§ Supplied material:
*** Begin section ***

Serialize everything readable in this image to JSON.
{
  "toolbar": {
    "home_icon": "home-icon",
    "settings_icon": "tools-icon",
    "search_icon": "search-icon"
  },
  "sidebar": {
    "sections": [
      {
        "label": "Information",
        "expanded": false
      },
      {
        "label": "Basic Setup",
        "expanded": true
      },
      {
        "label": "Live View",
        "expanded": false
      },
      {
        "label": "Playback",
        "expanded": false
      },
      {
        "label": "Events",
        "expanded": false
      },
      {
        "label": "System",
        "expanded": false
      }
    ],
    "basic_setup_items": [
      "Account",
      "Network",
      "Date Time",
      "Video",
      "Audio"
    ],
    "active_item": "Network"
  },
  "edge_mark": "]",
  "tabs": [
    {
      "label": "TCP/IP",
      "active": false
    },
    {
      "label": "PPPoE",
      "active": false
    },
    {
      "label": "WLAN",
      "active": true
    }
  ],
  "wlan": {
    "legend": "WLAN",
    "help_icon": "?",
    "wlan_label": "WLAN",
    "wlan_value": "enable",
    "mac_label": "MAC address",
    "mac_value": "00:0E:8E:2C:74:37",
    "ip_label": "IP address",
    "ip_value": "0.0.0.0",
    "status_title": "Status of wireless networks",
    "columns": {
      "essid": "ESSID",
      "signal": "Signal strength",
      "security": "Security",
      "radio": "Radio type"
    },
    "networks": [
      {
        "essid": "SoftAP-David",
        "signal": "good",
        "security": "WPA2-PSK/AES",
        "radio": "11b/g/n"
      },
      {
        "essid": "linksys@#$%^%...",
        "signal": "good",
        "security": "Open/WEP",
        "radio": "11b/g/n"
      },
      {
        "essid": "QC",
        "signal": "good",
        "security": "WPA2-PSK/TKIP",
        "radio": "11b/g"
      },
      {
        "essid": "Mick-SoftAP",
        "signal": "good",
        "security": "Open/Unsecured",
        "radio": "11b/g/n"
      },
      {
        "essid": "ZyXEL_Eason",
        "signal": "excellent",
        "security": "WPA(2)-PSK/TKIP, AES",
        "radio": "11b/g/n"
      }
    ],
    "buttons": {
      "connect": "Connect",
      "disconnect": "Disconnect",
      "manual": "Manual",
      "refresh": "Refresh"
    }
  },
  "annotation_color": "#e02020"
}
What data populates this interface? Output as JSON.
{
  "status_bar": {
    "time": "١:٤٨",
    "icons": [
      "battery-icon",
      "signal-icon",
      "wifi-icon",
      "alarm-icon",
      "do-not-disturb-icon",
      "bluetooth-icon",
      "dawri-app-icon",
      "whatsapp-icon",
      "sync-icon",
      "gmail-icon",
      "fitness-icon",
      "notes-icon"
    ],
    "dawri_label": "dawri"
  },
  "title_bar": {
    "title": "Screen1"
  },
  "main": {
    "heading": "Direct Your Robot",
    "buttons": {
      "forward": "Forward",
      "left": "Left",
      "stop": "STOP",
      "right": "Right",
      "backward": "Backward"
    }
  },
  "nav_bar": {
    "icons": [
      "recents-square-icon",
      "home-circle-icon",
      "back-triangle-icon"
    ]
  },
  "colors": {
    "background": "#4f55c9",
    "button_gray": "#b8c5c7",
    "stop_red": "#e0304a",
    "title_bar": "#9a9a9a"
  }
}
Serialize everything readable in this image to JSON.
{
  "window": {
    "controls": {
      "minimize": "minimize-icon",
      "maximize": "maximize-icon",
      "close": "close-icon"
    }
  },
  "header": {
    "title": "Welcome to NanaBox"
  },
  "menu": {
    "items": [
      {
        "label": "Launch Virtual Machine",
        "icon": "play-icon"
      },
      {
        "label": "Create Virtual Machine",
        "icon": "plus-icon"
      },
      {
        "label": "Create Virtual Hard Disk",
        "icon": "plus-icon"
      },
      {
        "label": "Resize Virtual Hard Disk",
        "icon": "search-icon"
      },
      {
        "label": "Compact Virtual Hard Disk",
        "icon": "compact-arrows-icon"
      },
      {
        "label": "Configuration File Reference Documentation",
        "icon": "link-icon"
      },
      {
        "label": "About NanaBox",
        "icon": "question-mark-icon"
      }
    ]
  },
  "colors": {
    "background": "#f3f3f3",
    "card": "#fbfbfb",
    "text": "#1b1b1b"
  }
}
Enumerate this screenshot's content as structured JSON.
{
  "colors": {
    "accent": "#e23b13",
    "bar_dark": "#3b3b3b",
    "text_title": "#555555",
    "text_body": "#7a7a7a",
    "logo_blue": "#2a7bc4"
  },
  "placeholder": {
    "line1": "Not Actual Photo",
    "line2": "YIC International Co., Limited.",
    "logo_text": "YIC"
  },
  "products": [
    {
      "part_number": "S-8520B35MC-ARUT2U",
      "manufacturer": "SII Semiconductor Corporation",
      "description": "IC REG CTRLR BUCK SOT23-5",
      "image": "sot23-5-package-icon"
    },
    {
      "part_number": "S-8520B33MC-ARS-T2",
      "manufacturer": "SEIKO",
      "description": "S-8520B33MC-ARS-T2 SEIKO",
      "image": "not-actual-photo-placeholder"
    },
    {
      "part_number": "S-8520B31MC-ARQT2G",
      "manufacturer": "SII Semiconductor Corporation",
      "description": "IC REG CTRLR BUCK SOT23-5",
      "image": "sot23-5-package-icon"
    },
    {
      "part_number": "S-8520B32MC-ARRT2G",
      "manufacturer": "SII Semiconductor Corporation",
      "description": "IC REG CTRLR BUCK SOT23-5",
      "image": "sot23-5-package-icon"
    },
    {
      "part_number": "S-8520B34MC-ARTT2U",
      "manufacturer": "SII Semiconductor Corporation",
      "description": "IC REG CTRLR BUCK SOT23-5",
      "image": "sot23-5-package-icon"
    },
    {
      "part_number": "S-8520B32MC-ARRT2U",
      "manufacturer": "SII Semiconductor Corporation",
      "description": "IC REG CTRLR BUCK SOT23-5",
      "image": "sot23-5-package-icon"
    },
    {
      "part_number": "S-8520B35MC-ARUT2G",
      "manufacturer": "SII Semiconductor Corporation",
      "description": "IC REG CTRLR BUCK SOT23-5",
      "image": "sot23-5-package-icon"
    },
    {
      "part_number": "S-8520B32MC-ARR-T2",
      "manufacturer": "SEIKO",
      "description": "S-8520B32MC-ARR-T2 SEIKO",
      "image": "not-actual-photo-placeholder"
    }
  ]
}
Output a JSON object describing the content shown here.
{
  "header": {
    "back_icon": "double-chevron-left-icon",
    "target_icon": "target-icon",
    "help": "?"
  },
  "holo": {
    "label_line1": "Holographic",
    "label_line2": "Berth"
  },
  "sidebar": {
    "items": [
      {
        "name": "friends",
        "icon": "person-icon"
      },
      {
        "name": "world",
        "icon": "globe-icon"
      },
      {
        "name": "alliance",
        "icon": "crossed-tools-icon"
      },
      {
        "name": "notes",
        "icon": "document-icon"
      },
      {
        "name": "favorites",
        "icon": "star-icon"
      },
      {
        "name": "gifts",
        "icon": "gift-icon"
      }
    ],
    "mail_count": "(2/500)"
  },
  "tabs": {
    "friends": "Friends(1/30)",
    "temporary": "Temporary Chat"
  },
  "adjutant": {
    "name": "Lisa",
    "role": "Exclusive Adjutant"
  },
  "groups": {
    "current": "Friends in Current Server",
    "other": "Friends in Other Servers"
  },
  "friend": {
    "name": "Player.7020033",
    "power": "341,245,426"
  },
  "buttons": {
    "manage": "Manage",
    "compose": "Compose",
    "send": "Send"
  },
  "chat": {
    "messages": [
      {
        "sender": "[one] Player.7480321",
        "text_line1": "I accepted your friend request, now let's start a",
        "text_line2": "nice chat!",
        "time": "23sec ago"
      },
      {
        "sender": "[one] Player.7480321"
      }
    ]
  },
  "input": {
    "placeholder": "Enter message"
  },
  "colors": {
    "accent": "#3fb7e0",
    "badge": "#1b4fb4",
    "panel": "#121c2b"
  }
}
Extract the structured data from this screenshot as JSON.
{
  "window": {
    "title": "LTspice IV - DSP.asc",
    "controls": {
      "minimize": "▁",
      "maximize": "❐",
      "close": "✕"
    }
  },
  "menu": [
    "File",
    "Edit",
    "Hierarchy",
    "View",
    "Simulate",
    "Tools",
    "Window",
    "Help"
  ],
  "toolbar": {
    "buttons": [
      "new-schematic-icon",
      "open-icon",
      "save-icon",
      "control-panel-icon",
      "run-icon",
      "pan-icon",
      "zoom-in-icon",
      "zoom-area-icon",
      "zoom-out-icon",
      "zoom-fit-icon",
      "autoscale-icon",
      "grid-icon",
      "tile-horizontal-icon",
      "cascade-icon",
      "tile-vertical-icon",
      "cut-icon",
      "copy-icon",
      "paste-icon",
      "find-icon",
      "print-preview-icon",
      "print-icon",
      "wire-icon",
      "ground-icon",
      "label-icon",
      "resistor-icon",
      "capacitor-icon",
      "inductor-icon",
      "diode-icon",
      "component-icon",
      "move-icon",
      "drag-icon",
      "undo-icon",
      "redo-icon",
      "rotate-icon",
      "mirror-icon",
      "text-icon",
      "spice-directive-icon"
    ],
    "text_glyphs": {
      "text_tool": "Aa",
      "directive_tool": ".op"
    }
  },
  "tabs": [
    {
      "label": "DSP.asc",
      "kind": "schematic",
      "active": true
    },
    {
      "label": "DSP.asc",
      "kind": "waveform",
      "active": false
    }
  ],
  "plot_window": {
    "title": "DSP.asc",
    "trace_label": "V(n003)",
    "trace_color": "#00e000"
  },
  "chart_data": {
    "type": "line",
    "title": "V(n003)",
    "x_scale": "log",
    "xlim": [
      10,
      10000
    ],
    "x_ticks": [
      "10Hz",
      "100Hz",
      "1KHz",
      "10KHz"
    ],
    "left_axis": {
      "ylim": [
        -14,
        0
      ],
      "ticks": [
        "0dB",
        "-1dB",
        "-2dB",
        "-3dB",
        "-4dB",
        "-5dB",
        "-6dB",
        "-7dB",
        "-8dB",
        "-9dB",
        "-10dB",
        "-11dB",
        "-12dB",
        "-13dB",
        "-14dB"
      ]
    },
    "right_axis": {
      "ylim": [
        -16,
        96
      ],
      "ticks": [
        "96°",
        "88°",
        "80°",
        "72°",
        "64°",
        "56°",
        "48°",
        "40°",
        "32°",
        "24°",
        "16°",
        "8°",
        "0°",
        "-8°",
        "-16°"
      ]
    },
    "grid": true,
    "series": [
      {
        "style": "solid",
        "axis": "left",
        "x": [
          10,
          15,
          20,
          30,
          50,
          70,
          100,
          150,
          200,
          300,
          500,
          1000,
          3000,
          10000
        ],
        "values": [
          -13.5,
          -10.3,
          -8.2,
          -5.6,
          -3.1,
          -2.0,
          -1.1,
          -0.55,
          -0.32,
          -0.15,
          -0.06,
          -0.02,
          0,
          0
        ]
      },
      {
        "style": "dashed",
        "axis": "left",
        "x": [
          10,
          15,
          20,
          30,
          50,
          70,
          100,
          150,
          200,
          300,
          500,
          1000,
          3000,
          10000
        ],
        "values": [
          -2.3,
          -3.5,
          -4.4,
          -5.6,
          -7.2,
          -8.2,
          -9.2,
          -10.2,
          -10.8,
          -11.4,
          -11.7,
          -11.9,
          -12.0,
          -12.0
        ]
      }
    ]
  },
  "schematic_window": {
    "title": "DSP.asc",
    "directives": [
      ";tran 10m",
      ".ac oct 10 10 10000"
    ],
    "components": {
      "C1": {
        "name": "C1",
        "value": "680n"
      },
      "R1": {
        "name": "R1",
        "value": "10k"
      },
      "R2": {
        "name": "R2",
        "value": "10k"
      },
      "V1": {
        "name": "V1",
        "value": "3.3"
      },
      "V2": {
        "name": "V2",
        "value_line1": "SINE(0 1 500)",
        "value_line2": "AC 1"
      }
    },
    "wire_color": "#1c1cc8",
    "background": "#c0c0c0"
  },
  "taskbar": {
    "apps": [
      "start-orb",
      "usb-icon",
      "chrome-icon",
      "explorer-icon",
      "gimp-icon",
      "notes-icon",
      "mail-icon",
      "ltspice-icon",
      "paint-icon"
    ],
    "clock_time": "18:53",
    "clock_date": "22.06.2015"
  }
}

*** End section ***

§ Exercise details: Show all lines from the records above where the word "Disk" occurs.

§ Completed exercise:
        "label": "Create Virtual Hard Disk",
        "label": "Resize Virtual Hard Disk",
        "label": "Compact Virtual Hard Disk",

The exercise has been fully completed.